#### YOUR ASSIGNMENT
Pull every line that holds the word "image" from the entries.

Dataset rows describing interfaces:
# # # # #

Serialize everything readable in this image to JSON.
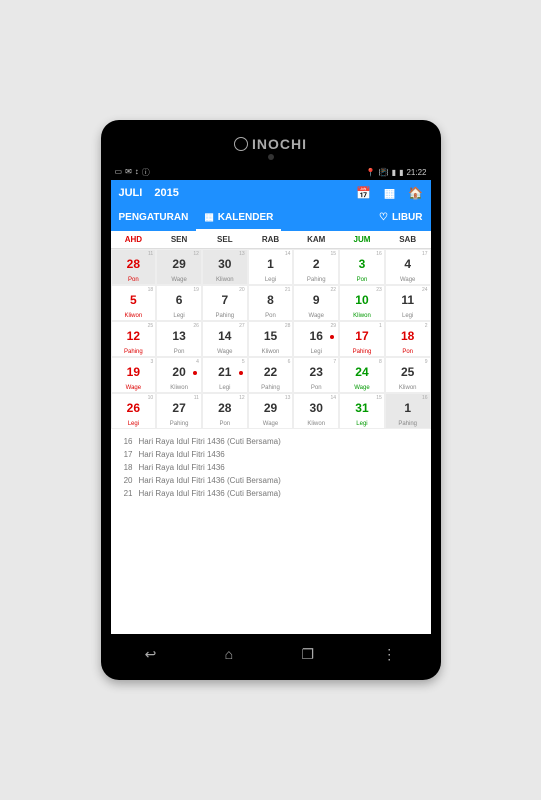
{
  "brand": "INOCHI",
  "statusbar": {
    "time": "21:22"
  },
  "header": {
    "month": "JULI",
    "year": "2015"
  },
  "tabs": {
    "settings": "PENGATURAN",
    "calendar": "KALENDER",
    "holiday": "LIBUR"
  },
  "dayheads": [
    "AHD",
    "SEN",
    "SEL",
    "RAB",
    "KAM",
    "JUM",
    "SAB"
  ],
  "weeks": [
    [
      {
        "hijri": "11",
        "num": "28",
        "pas": "Pon",
        "cls": "sun other",
        "dot": false
      },
      {
        "hijri": "12",
        "num": "29",
        "pas": "Wage",
        "cls": "other",
        "dot": false
      },
      {
        "hijri": "13",
        "num": "30",
        "pas": "Kliwon",
        "cls": "other",
        "dot": false
      },
      {
        "hijri": "14",
        "num": "1",
        "pas": "Legi",
        "cls": "",
        "dot": false
      },
      {
        "hijri": "15",
        "num": "2",
        "pas": "Pahing",
        "cls": "",
        "dot": false
      },
      {
        "hijri": "16",
        "num": "3",
        "pas": "Pon",
        "cls": "fri",
        "dot": false
      },
      {
        "hijri": "17",
        "num": "4",
        "pas": "Wage",
        "cls": "",
        "dot": false
      }
    ],
    [
      {
        "hijri": "18",
        "num": "5",
        "pas": "Kliwon",
        "cls": "sun",
        "dot": false
      },
      {
        "hijri": "19",
        "num": "6",
        "pas": "Legi",
        "cls": "",
        "dot": false
      },
      {
        "hijri": "20",
        "num": "7",
        "pas": "Pahing",
        "cls": "",
        "dot": false
      },
      {
        "hijri": "21",
        "num": "8",
        "pas": "Pon",
        "cls": "",
        "dot": false
      },
      {
        "hijri": "22",
        "num": "9",
        "pas": "Wage",
        "cls": "",
        "dot": false
      },
      {
        "hijri": "23",
        "num": "10",
        "pas": "Kliwon",
        "cls": "fri",
        "dot": false
      },
      {
        "hijri": "24",
        "num": "11",
        "pas": "Legi",
        "cls": "",
        "dot": false
      }
    ],
    [
      {
        "hijri": "25",
        "num": "12",
        "pas": "Pahing",
        "cls": "sun",
        "dot": false
      },
      {
        "hijri": "26",
        "num": "13",
        "pas": "Pon",
        "cls": "",
        "dot": false
      },
      {
        "hijri": "27",
        "num": "14",
        "pas": "Wage",
        "cls": "",
        "dot": false
      },
      {
        "hijri": "28",
        "num": "15",
        "pas": "Kliwon",
        "cls": "",
        "dot": false
      },
      {
        "hijri": "29",
        "num": "16",
        "pas": "Legi",
        "cls": "",
        "dot": true
      },
      {
        "hijri": "1",
        "num": "17",
        "pas": "Pahing",
        "cls": "holiday",
        "dot": false
      },
      {
        "hijri": "2",
        "num": "18",
        "pas": "Pon",
        "cls": "holiday",
        "dot": false
      }
    ],
    [
      {
        "hijri": "3",
        "num": "19",
        "pas": "Wage",
        "cls": "sun",
        "dot": false
      },
      {
        "hijri": "4",
        "num": "20",
        "pas": "Kliwon",
        "cls": "",
        "dot": true
      },
      {
        "hijri": "5",
        "num": "21",
        "pas": "Legi",
        "cls": "",
        "dot": true
      },
      {
        "hijri": "6",
        "num": "22",
        "pas": "Pahing",
        "cls": "",
        "dot": false
      },
      {
        "hijri": "7",
        "num": "23",
        "pas": "Pon",
        "cls": "",
        "dot": false
      },
      {
        "hijri": "8",
        "num": "24",
        "pas": "Wage",
        "cls": "fri",
        "dot": false
      },
      {
        "hijri": "9",
        "num": "25",
        "pas": "Kliwon",
        "cls": "",
        "dot": false
      }
    ],
    [
      {
        "hijri": "10",
        "num": "26",
        "pas": "Legi",
        "cls": "sun",
        "dot": false
      },
      {
        "hijri": "11",
        "num": "27",
        "pas": "Pahing",
        "cls": "",
        "dot": false
      },
      {
        "hijri": "12",
        "num": "28",
        "pas": "Pon",
        "cls": "",
        "dot": false
      },
      {
        "hijri": "13",
        "num": "29",
        "pas": "Wage",
        "cls": "",
        "dot": false
      },
      {
        "hijri": "14",
        "num": "30",
        "pas": "Kliwon",
        "cls": "",
        "dot": false
      },
      {
        "hijri": "15",
        "num": "31",
        "pas": "Legi",
        "cls": "fri",
        "dot": false
      },
      {
        "hijri": "16",
        "num": "1",
        "pas": "Pahing",
        "cls": "other",
        "dot": false
      }
    ]
  ],
  "events": [
    {
      "date": "16",
      "text": "Hari Raya Idul Fitri 1436 (Cuti Bersama)"
    },
    {
      "date": "17",
      "text": "Hari Raya Idul Fitri 1436"
    },
    {
      "date": "18",
      "text": "Hari Raya Idul Fitri 1436"
    },
    {
      "date": "20",
      "text": "Hari Raya Idul Fitri 1436 (Cuti Bersama)"
    },
    {
      "date": "21",
      "text": "Hari Raya Idul Fitri 1436 (Cuti Bersama)"
    }
  ]
}
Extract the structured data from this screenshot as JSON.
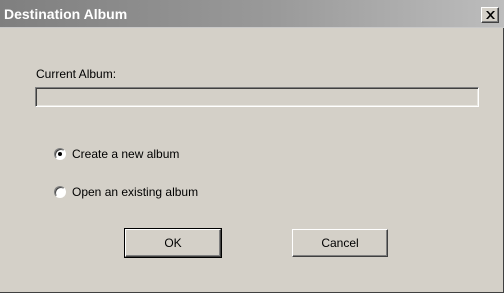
{
  "window": {
    "title": "Destination Album"
  },
  "current_album": {
    "label": "Current Album:",
    "value": ""
  },
  "options": [
    {
      "label": "Create a new album",
      "selected": true
    },
    {
      "label": "Open an existing album",
      "selected": false
    }
  ],
  "buttons": {
    "ok_label": "OK",
    "cancel_label": "Cancel"
  },
  "colors": {
    "face": "#d4d0c8",
    "title_gradient_start": "#7f7f7f",
    "title_gradient_end": "#bdbdbd"
  }
}
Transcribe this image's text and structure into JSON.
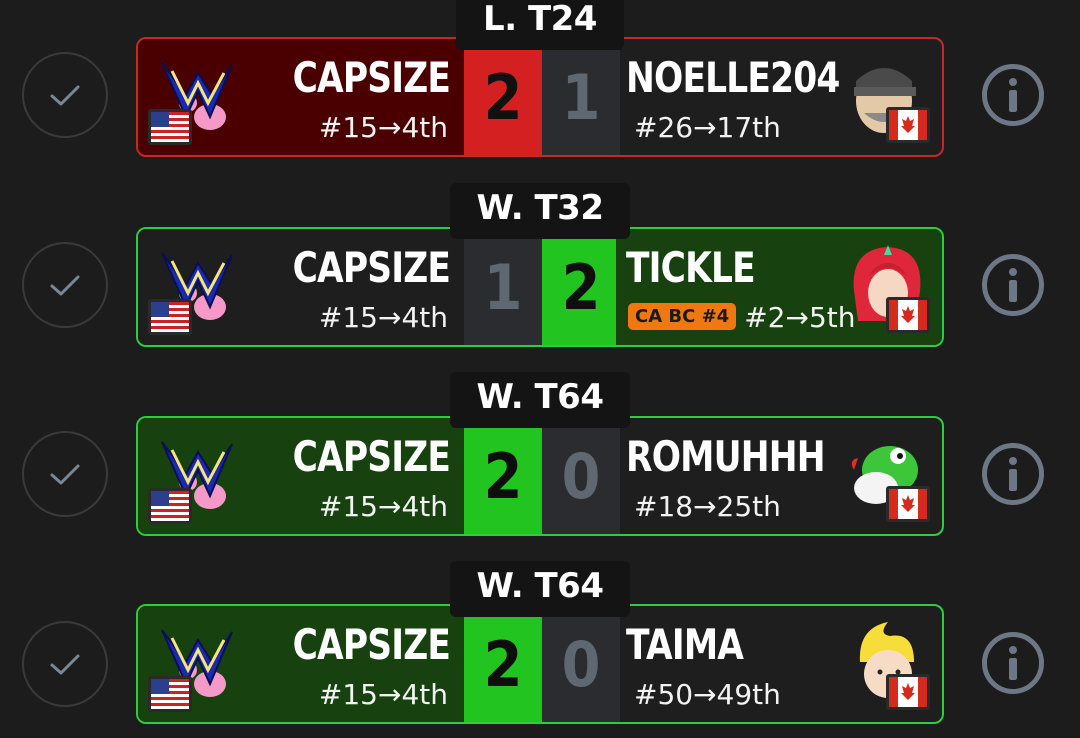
{
  "matches": [
    {
      "round": "L. T24",
      "result": "loss",
      "player1": {
        "name": "CAPSIZE",
        "seed": "#15→4th",
        "score": "2",
        "flag": "us-flag-icon"
      },
      "player2": {
        "name": "NOELLE204",
        "seed": "#26→17th",
        "score": "1",
        "flag": "canada-flag-icon",
        "character": "snake-character-icon"
      }
    },
    {
      "round": "W. T32",
      "result": "loss",
      "player1": {
        "name": "CAPSIZE",
        "seed": "#15→4th",
        "score": "1",
        "flag": "us-flag-icon"
      },
      "player2": {
        "name": "TICKLE",
        "seed": "#2→5th",
        "badge": "CA BC #4",
        "score": "2",
        "flag": "canada-flag-icon",
        "character": "pyra-character-icon"
      }
    },
    {
      "round": "W. T64",
      "result": "win",
      "player1": {
        "name": "CAPSIZE",
        "seed": "#15→4th",
        "score": "2",
        "flag": "us-flag-icon"
      },
      "player2": {
        "name": "ROMUHHH",
        "seed": "#18→25th",
        "score": "0",
        "flag": "canada-flag-icon",
        "character": "yoshi-character-icon"
      }
    },
    {
      "round": "W. T64",
      "result": "win",
      "player1": {
        "name": "CAPSIZE",
        "seed": "#15→4th",
        "score": "2",
        "flag": "us-flag-icon"
      },
      "player2": {
        "name": "TAIMA",
        "seed": "#50→49th",
        "score": "0",
        "flag": "canada-flag-icon",
        "character": "lucas-character-icon"
      }
    }
  ],
  "colors": {
    "win": "#22c41f",
    "loss": "#d42020",
    "badge": "#f07810",
    "background": "#1c1c1c"
  }
}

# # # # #

#### YOUR SOLUTION
Serialize everything readable in this image to JSON.
Transcribe this image's text and structure into JSON.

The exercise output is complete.